** Opening GIVEN DATA block **

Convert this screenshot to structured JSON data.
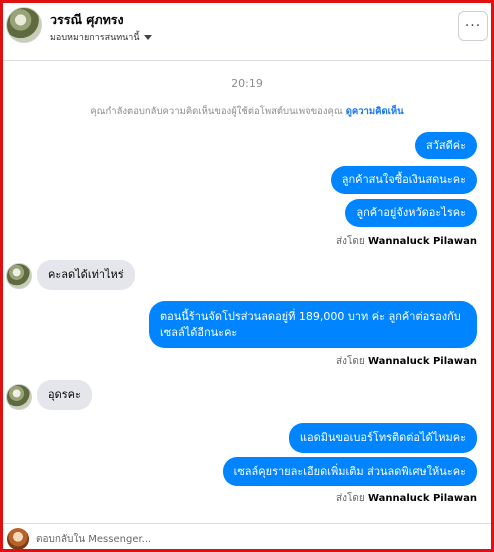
{
  "header": {
    "contact_name": "วรรณี ศุภทรง",
    "assign_label": "มอบหมายการสนทนานี้",
    "more_label": "···"
  },
  "thread": {
    "time": "20:19",
    "notice_text": "คุณกำลังตอบกลับความคิดเห็นของผู้ใช้ต่อโพสต์บนเพจของคุณ",
    "notice_link": "ดูความคิดเห็น",
    "sent_by_prefix": "ส่งโดย",
    "sent_by_name": "Wannaluck Pilawan",
    "messages": [
      {
        "text": "สวัสดีค่ะ"
      },
      {
        "text": "ลูกค้าสนใจซื้อเงินสดนะคะ"
      },
      {
        "text": "ลูกค้าอยู่จังหวัดอะไรคะ"
      },
      {
        "text": "คะลดได้เท่าไหร่"
      },
      {
        "text": "ตอนนี้ร้านจัดโปรส่วนลดอยู่ที่ 189,000 บาท  ค่ะ ลูกค้าต่อรองกับเซลล์ได้อีกนะคะ"
      },
      {
        "text": "อุดรคะ"
      },
      {
        "text": "แอดมินขอเบอร์โทรติดต่อได้ไหมคะ"
      },
      {
        "text": "เซลล์คุยรายละเอียดเพิ่มเติม ส่วนลดพิเศษให้นะคะ"
      }
    ]
  },
  "composer": {
    "placeholder": "ตอบกลับใน Messenger..."
  },
  "colors": {
    "outgoing_bubble": "#0084ff",
    "incoming_bubble": "#e4e6eb",
    "link": "#1877f2",
    "frame": "#e01010"
  }
}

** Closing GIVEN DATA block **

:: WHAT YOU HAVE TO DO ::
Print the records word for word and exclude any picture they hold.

:: ANSWER BOX ::
Convert this screenshot to structured JSON data.
{
  "header": {
    "contact_name": "วรรณี ศุภทรง",
    "assign_label": "มอบหมายการสนทนานี้",
    "more_label": "···"
  },
  "thread": {
    "time": "20:19",
    "notice_text": "คุณกำลังตอบกลับความคิดเห็นของผู้ใช้ต่อโพสต์บนเพจของคุณ",
    "notice_link": "ดูความคิดเห็น",
    "sent_by_prefix": "ส่งโดย",
    "sent_by_name": "Wannaluck Pilawan",
    "messages": [
      {
        "text": "สวัสดีค่ะ"
      },
      {
        "text": "ลูกค้าสนใจซื้อเงินสดนะคะ"
      },
      {
        "text": "ลูกค้าอยู่จังหวัดอะไรคะ"
      },
      {
        "text": "คะลดได้เท่าไหร่"
      },
      {
        "text": "ตอนนี้ร้านจัดโปรส่วนลดอยู่ที่ 189,000 บาท  ค่ะ ลูกค้าต่อรองกับเซลล์ได้อีกนะคะ"
      },
      {
        "text": "อุดรคะ"
      },
      {
        "text": "แอดมินขอเบอร์โทรติดต่อได้ไหมคะ"
      },
      {
        "text": "เซลล์คุยรายละเอียดเพิ่มเติม ส่วนลดพิเศษให้นะคะ"
      }
    ]
  },
  "composer": {
    "placeholder": "ตอบกลับใน Messenger..."
  },
  "colors": {
    "outgoing_bubble": "#0084ff",
    "incoming_bubble": "#e4e6eb",
    "link": "#1877f2",
    "frame": "#e01010"
  }
}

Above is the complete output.